A lot of people have been asking how the delivery went, especially knowing our original hope of having a completely natural delivery. Below is a recap of Noelle's birth, with a few pictures (no graphic details =)). We'll continue to post a lot of pictures, so feel free to visit again as often as you like.
Thank you, all, for your wonderful well-wishes and support.
Summary (detailed account, if you're really interested, follows below)
Original Expectations: The only real goal, of coarse, was a healthy baby and healthy mom. Bonus objectives on top of that were to have a vaginal delivery and, hopefully, an intervention free delivery.
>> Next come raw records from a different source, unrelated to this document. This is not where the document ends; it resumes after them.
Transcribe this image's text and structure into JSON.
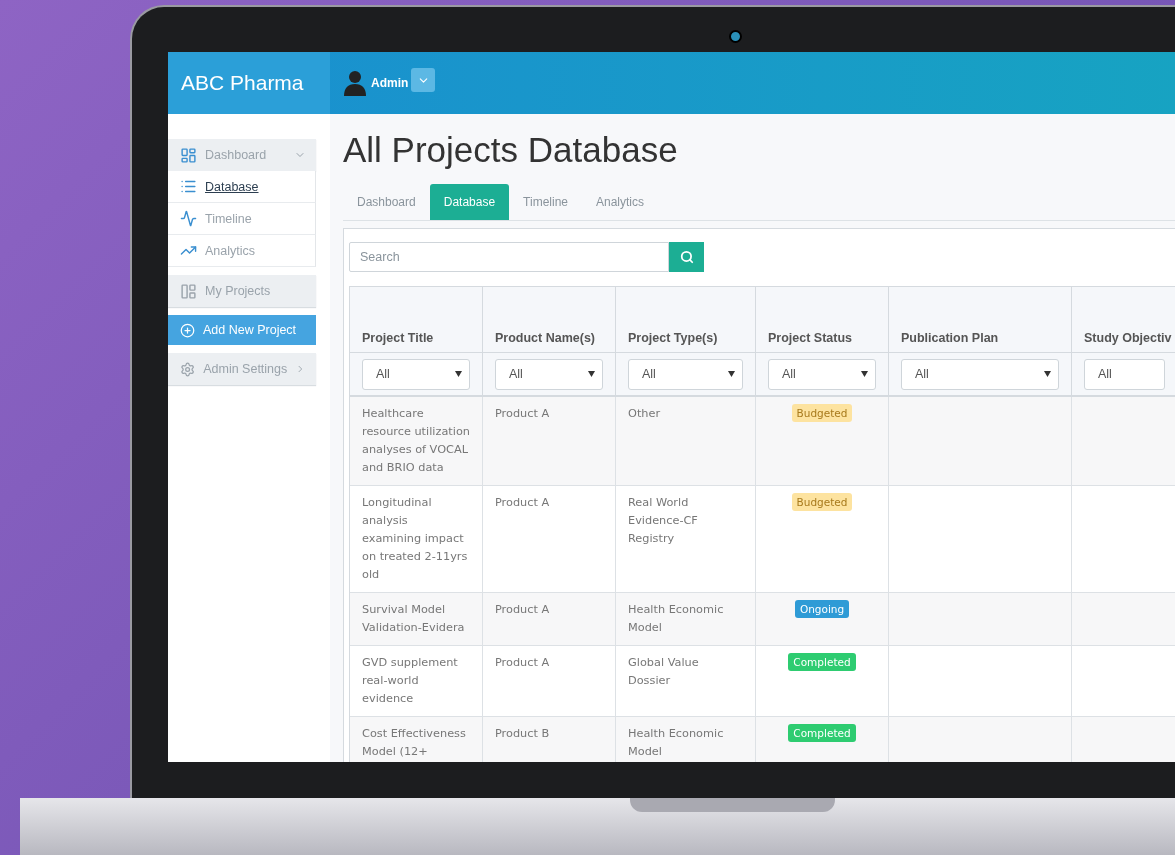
{
  "header": {
    "brand": "ABC Pharma",
    "user": "Admin"
  },
  "sidebar": {
    "items": [
      {
        "kind": "group",
        "label": "Dashboard",
        "expanded": true,
        "children": [
          {
            "label": "Database",
            "selected": true
          },
          {
            "label": "Timeline",
            "selected": false
          },
          {
            "label": "Analytics",
            "selected": false
          }
        ]
      },
      {
        "kind": "group",
        "label": "My Projects"
      },
      {
        "kind": "action",
        "label": "Add New Project"
      },
      {
        "kind": "group",
        "label": "Admin Settings",
        "expanded": false
      }
    ]
  },
  "page": {
    "title": "All Projects Database"
  },
  "tabs": [
    {
      "label": "Dashboard",
      "selected": false
    },
    {
      "label": "Database",
      "selected": true
    },
    {
      "label": "Timeline",
      "selected": false
    },
    {
      "label": "Analytics",
      "selected": false
    }
  ],
  "search": {
    "placeholder": "Search"
  },
  "table": {
    "columns": [
      {
        "label": "Project Title",
        "filter": "All"
      },
      {
        "label": "Product Name(s)",
        "filter": "All"
      },
      {
        "label": "Project Type(s)",
        "filter": "All"
      },
      {
        "label": "Project Status",
        "filter": "All"
      },
      {
        "label": "Publication Plan",
        "filter": "All"
      },
      {
        "label": "Study Objectiv",
        "filter": "All"
      }
    ],
    "rows": [
      {
        "title": "Healthcare resource utilization analyses of VOCAL and BRIO data",
        "product": "Product A",
        "type": "Other",
        "status": {
          "label": "Budgeted",
          "color": "#fde3a0"
        }
      },
      {
        "title": "Longitudinal analysis examining impact on treated 2-11yrs old",
        "product": "Product A",
        "type": "Real World Evidence-CF Registry",
        "status": {
          "label": "Budgeted",
          "color": "#fde3a0"
        }
      },
      {
        "title": "Survival Model Validation-Evidera",
        "product": "Product A",
        "type": "Health Economic Model",
        "status": {
          "label": "Ongoing",
          "color": "#2f9bd6"
        }
      },
      {
        "title": "GVD supplement real-world evidence",
        "product": "Product A",
        "type": "Global Value Dossier",
        "status": {
          "label": "Completed",
          "color": "#2ecc71"
        }
      },
      {
        "title": "Cost Effectiveness Model (12+",
        "product": "Product B",
        "type": "Health Economic Model",
        "status": {
          "label": "Completed",
          "color": "#2ecc71"
        }
      }
    ]
  }
}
End Result: Primary goal achieved! Mom and baby came out of delivery with very little impact other than exhaustion. Several interventions (thank you excellent medical staff who worked with us) ended up being needed, but thanks to them we were able to eventually have a vaginal delivery and avoid the c-section that, at one point, seemed unavoidable.
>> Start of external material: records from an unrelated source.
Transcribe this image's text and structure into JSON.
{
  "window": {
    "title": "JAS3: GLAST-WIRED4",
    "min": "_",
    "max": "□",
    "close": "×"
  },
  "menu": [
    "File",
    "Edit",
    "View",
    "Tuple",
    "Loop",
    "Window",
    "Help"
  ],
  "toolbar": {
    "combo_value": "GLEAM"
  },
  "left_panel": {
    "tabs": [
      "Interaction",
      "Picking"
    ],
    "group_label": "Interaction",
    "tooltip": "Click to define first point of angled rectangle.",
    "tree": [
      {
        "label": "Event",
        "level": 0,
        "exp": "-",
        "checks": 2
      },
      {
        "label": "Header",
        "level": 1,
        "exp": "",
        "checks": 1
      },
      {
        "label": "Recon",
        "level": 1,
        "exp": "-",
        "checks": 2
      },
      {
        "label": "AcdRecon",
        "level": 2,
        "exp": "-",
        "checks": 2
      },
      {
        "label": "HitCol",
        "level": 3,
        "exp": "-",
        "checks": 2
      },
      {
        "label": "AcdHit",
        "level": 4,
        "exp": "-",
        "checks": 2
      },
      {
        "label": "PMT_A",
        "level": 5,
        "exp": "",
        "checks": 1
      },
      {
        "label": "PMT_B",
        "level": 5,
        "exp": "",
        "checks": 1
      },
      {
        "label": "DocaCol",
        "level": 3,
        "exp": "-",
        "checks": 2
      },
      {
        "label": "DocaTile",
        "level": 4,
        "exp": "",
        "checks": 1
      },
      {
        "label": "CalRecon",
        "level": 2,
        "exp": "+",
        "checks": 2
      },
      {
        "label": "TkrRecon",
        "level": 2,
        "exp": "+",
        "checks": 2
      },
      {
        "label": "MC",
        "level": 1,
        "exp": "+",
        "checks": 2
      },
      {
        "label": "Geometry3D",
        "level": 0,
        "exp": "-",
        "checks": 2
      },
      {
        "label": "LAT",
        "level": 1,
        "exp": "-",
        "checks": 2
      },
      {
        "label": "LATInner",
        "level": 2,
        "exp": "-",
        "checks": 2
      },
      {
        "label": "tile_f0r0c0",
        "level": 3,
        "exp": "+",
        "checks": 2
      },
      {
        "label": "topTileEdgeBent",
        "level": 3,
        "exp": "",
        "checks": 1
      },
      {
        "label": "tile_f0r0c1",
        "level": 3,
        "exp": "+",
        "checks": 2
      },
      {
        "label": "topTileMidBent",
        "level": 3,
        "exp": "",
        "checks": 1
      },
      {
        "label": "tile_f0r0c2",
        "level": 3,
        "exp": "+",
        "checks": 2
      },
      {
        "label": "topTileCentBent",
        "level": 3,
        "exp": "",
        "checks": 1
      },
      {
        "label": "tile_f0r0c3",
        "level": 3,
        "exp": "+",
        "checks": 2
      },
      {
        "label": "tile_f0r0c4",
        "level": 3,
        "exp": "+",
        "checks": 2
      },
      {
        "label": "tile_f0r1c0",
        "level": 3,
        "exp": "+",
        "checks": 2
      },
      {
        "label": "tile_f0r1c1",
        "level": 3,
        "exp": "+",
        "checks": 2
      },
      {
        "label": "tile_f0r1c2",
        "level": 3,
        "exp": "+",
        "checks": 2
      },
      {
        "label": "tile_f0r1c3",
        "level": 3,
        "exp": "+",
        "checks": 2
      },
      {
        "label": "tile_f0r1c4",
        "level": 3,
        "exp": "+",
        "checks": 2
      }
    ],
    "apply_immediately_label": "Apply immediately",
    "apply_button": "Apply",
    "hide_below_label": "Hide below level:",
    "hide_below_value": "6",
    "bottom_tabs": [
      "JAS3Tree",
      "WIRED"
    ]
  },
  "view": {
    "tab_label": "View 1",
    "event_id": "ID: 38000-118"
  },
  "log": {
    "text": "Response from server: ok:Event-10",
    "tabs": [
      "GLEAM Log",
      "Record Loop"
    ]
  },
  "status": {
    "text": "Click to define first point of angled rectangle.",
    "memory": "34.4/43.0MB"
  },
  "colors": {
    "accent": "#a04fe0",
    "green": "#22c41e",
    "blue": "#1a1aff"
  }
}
Alex was a fantastic labor coach, providing confident support the entire time. Our doula, Kim Gero, was invaluable in helping us make it to our favorable conclusion. Her reassuring support gave both of us the confidence to make it through the difficult/long labor without panicking but, instead, working through the natural process.
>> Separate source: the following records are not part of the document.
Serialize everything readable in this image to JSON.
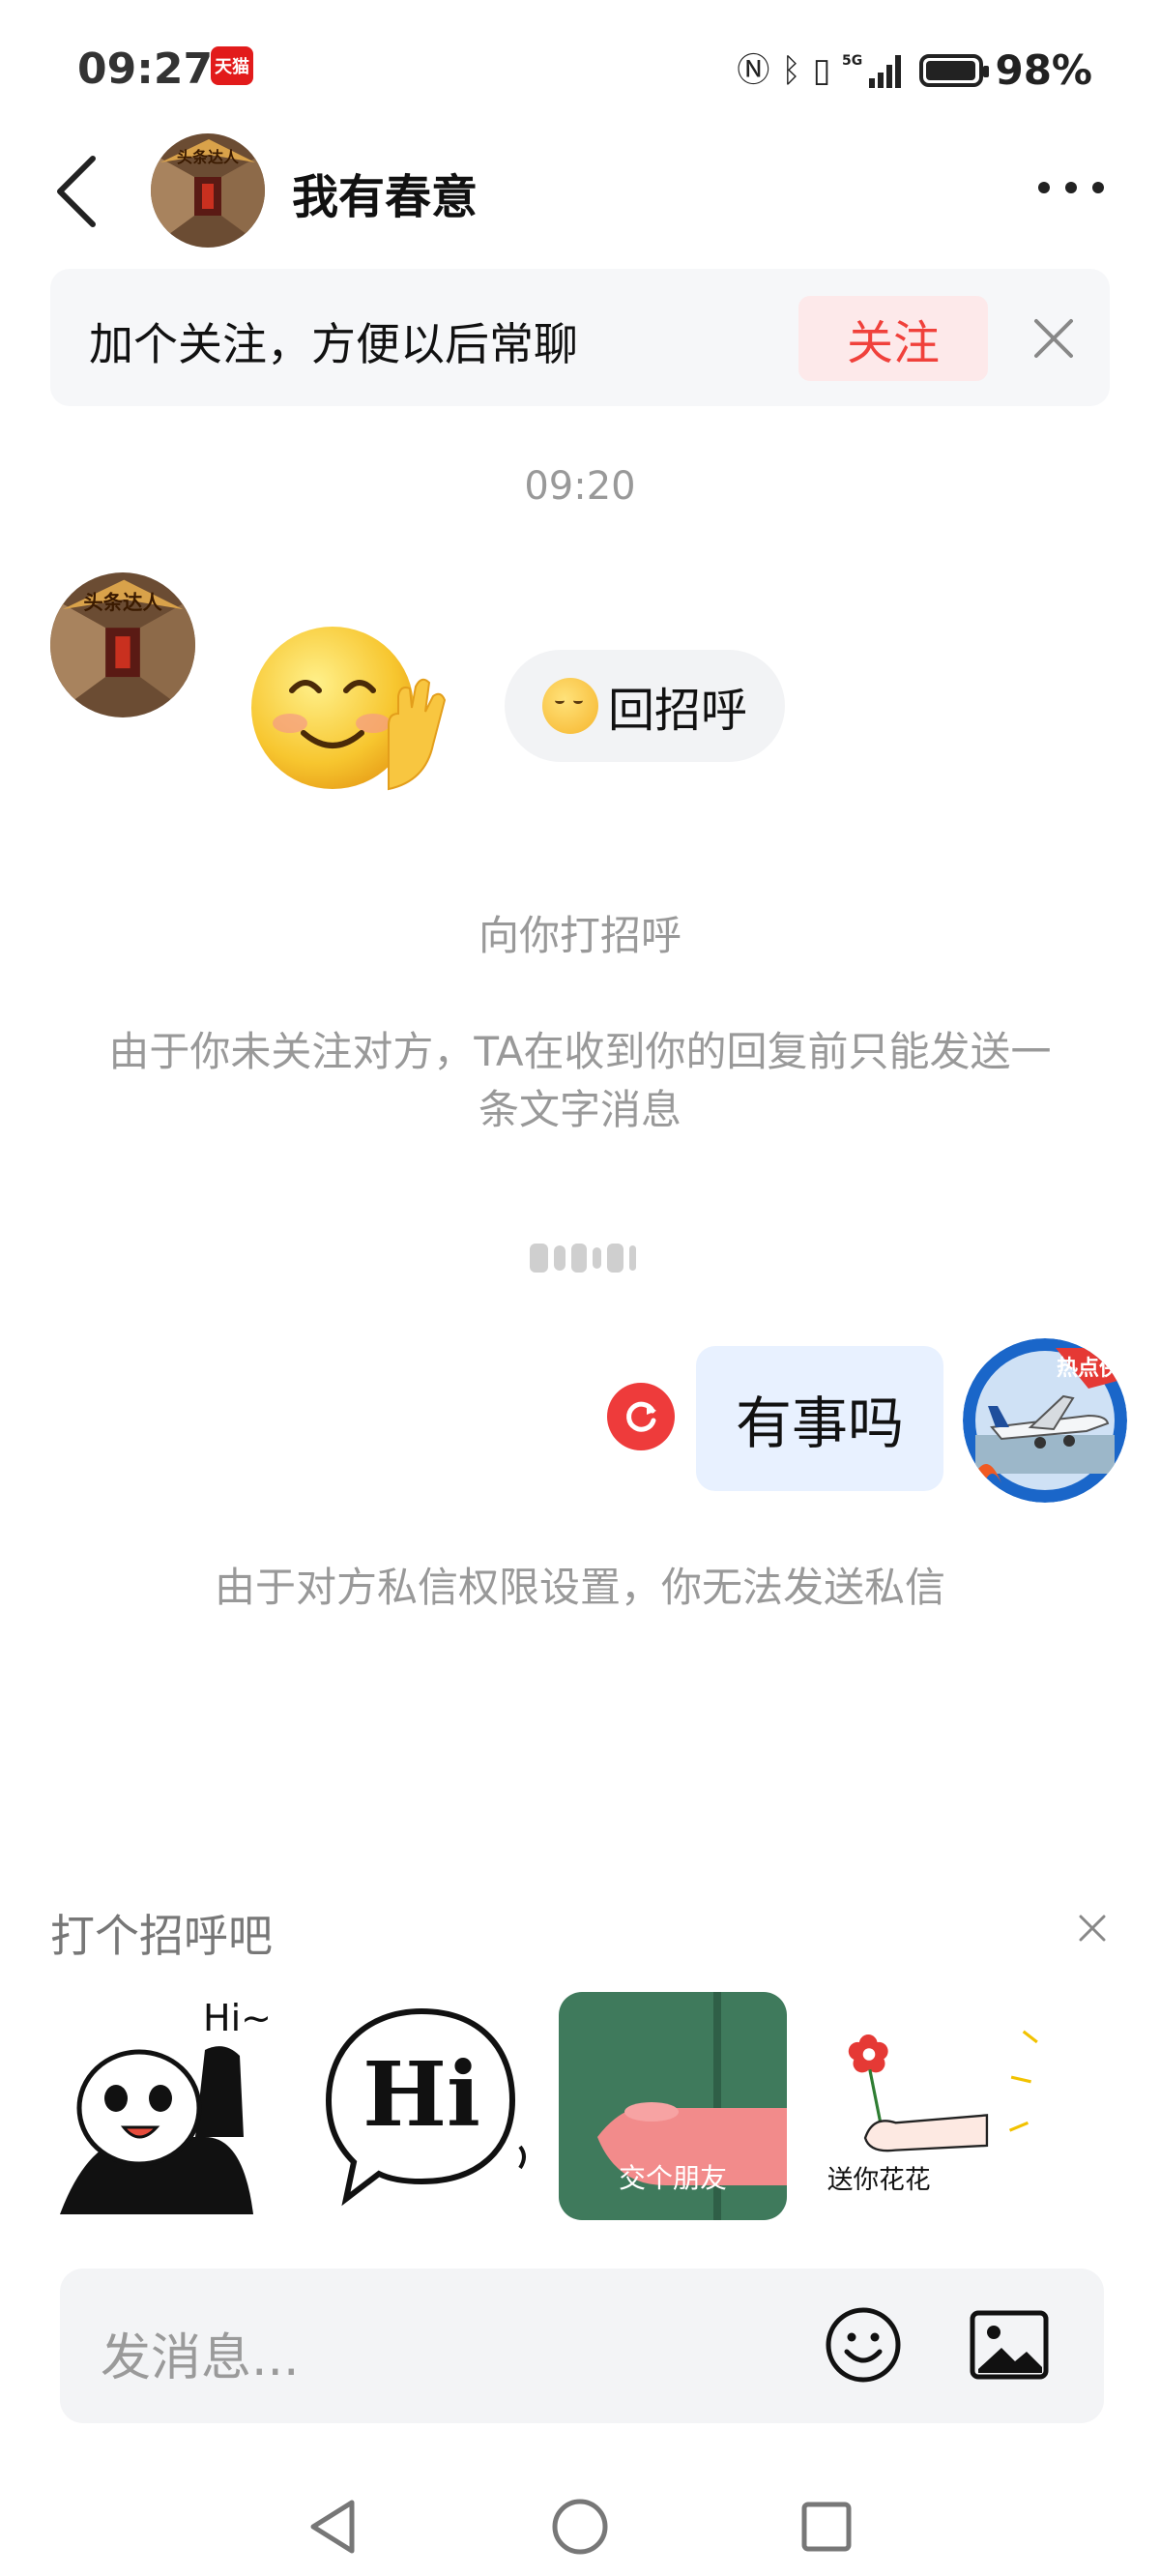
{
  "status_bar": {
    "time": "09:27",
    "app_badge": "天猫",
    "network": "5G",
    "battery": "98%",
    "battery_level": 0.98
  },
  "header": {
    "title": "我有春意",
    "avatar_badge": "头条达人"
  },
  "follow_banner": {
    "text": "加个关注，方便以后常聊",
    "button": "关注"
  },
  "chat": {
    "timestamp": "09:20",
    "reply_chip": "回招呼",
    "system_1": "向你打招呼",
    "system_2": "由于你未关注对方，TA在收到你的回复前只能发送一条文字消息",
    "outgoing_message": "有事吗",
    "outgoing_avatar_badge": "热点侠",
    "system_3": "由于对方私信权限设置，你无法发送私信"
  },
  "greetings": {
    "title": "打个招呼吧",
    "stickers": [
      {
        "name": "panda-hi",
        "caption": "Hi~"
      },
      {
        "name": "hi-bubble",
        "caption": "Hi"
      },
      {
        "name": "make-friend",
        "caption": "交个朋友"
      },
      {
        "name": "flower-gift",
        "caption": "送你花花"
      }
    ]
  },
  "input": {
    "placeholder": "发消息..."
  },
  "colors": {
    "accent_red": "#f0413b",
    "outgoing_bubble": "#e8f1ff",
    "banner_bg": "#f6f7f9"
  }
}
Timeline: Total labor time (counting from onset of early labor) was a bit excessive by almost any standard: a total of 58 hours. We started at 1 am on Thursday the 16th and Noelle finally decided to join us at 11:03 am on Saturday the 18th.
Thursday: Early labor contractions started at 1 am, coming 4-6 minutes apart.
Around 5 am I got Alex up and we called our doula, Kim Gero. Kim arrived to assess how I was doing and, after observing some contractions and where I was really feeling them (lower back) agreed with what Alex and I had been worried about, the baby was likely in a posterior position (back of the baby's head toward the mother's back).
Posterior positioning often results in very slow labor progress and, in many cases, associated back pain as the baby's head pushes against the mother's tail bone. Alex ushered the dogs off to the kennel so we wouldn't have to worry about them. By about noon it was clear that things weren't going to be progressing quickly. Kim went home to rest up in case we'd be up all night and Alex and I goofed around between contractions trying to get things going. We played basketball, went for walks and tried to relax as much as possible. Alex was able to get a little sleep as well.
Friday: By Friday morning contractions were still only 4-6 min apart, but strong enough that I wanted help through them. Alex got up around 4:30 am to help and Kim came back around 8 am. Since things were so slow, it was time to try and turn the baby. Kim worked all day to try and turn little Noelle into a better position.
Kim working hard to turn the baby
At 2 pm contractions had started to space out more, to 7 min apart, and we reluctantly accepted the inevitable that we'd need some augmentation to keep things going. I tried, unsuccessfully, to get a nap and we finally headed to the hospital around 4:30 pm.
Settling in at the hospital
Being at the hospital seemed to motivate little Noelle, because contractions picked up again to 4 min apart right after we arrived. So, we tried for about 4 more hours w/out augmentation. However, with no progress by 10 pm (I was still around 5 cm dilated, which was where I arrived) we finally agreed to using some Pitocin to speed labor along. I had pretty much had it at this point (45 hours in) and, scared of the worse contractions that usually come with Pitocin, agreed to an epidural.
Saturday: With the epidural in, all of us were able to relax for a few hours, wonderful! Unfortunately, Things weren't going any faster and I was only 6-7 cm as early Saturday morning came around. My Dr. started seriously talking C-section at this point. The only reason were we able to delay was that Noelle was tolerating the labor really well with no signs of distress.
As a last attempt to get things going, the Dr. ruptured my membranes (not ideal with a posterior position, since it becomes harder for the baby to turn once the fluid is gone and they drop further). Thankfully, labor did start to pick up and I began to dilate as needed. Unfortunately, as it progressed it became clear that while the epidural worked well for contraction pain, I could still feel a great amount of pressure in my pelvis.
The poor anesthesiologist came and went several times over the course of the morning, trying to augment the epidural. We finally entered the 'pushing' phase at 8:30 am. Ironically, the one person I really yelled at during the whole labor process was the anesthesiologist, when he tried to explain that he had already given me more than the standard doses =)
The last challenge was Noelle's presentation. She did turn out of the posterior position during the pushing stage (better late then never, I guess) but she had a compound presentation (her right hand was up next to her face). So, baby girl had a little rougher entry then would have been ideal, as my Dr. helped her make it out with her hand up. A scary minute or two followed as the staff helped Noelle start breathing normally. From then on, however, everyone recovered perfectly, no worse for the process.
Just 24 hours later, we were up and about, meeting with family and relaxing. While I can't say I'm ready to run off and do it again right now, Noelle was certainly worth the trouble and we couldn't be happier to be home relaxing with her.
Meeting Aunt Stacy
Relaxing at Home